If Mexico is unable to construct the rule of law, even the best intentions will continue to produce lackluster results. If the “war on drugs” is not rethought by gradually returning the military to the barracks and, at a minimum, legalizing marijuana for medicinal and recreational use, the violence unleashed by the confrontation between cartels and the government will continue. The mistake, as AMLO struggles to simultaneously shake up and pacify Mexico, would be to delegitimize democracy, however misshapen it has become, and subcontract the destiny of the country to a redemptive force or a providential leader, however incorruptible he may seem.
Mexico needs a broad, pro-democratic coalition that focuses on combating impunity, promoting transparency, strengthening checks and balances, remodeling institutions, demilitarizing public security, ensuring the pending transition from clientelism to citizenship, redistributing wealth concentrated in the few in order to enable prosperity for the many. That would be truly transformative.
As the poet Juan Rulfo wrote: “It had been so long since I lifted my face, that I forgot about the sky.” If Mexicans do not look upward and demand more from the Fourth Transformation, it will continue to be a roller-coaster ride and not the progressive New Deal that people deserve and many — including myself — voted for.
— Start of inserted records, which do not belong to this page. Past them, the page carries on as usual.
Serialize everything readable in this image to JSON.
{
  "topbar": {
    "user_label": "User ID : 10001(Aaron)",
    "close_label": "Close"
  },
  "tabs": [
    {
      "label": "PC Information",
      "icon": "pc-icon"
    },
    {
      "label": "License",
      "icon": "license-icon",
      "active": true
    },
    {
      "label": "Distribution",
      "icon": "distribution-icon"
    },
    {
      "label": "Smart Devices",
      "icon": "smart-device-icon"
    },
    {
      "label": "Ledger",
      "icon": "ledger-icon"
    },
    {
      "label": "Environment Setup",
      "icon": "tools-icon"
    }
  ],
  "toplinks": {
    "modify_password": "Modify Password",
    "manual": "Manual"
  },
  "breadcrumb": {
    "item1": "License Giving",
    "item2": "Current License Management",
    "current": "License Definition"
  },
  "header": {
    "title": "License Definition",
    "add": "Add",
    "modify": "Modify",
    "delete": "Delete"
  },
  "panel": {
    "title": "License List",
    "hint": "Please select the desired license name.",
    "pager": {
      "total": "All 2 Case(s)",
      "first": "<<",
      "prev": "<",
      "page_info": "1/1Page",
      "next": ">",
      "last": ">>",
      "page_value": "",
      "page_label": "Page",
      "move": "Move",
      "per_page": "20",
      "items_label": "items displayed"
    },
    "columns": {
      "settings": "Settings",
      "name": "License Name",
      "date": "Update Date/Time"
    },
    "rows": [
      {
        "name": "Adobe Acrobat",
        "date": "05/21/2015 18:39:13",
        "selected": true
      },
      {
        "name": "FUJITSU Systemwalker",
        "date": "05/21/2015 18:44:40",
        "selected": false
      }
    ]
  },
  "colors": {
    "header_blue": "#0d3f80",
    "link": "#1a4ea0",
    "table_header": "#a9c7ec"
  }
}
Denise Dresser is Professor of Political Science at the Instituto Tecnológico Autónomo de México (ITAM). She spoke for CLAS on September 3, 2019.